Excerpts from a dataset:
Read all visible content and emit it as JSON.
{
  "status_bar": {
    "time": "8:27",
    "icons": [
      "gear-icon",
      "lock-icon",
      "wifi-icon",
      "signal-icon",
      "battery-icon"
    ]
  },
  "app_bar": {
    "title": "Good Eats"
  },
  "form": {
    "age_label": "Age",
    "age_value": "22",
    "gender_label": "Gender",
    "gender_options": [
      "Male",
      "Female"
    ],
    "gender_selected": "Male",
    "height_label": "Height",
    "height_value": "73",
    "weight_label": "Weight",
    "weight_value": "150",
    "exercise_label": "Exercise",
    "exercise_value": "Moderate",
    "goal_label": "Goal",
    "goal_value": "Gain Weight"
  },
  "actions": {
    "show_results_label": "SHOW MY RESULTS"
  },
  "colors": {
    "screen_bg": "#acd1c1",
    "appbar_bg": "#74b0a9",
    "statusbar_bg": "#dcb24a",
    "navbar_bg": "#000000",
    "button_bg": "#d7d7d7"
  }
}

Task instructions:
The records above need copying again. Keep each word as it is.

Solved exercise:
Read all visible content and emit it as JSON.
{
  "status_bar": {
    "time": "8:27",
    "icons": [
      "gear-icon",
      "lock-icon",
      "wifi-icon",
      "signal-icon",
      "battery-icon"
    ]
  },
  "app_bar": {
    "title": "Good Eats"
  },
  "form": {
    "age_label": "Age",
    "age_value": "22",
    "gender_label": "Gender",
    "gender_options": [
      "Male",
      "Female"
    ],
    "gender_selected": "Male",
    "height_label": "Height",
    "height_value": "73",
    "weight_label": "Weight",
    "weight_value": "150",
    "exercise_label": "Exercise",
    "exercise_value": "Moderate",
    "goal_label": "Goal",
    "goal_value": "Gain Weight"
  },
  "actions": {
    "show_results_label": "SHOW MY RESULTS"
  },
  "colors": {
    "screen_bg": "#acd1c1",
    "appbar_bg": "#74b0a9",
    "statusbar_bg": "#dcb24a",
    "navbar_bg": "#000000",
    "button_bg": "#d7d7d7"
  }
}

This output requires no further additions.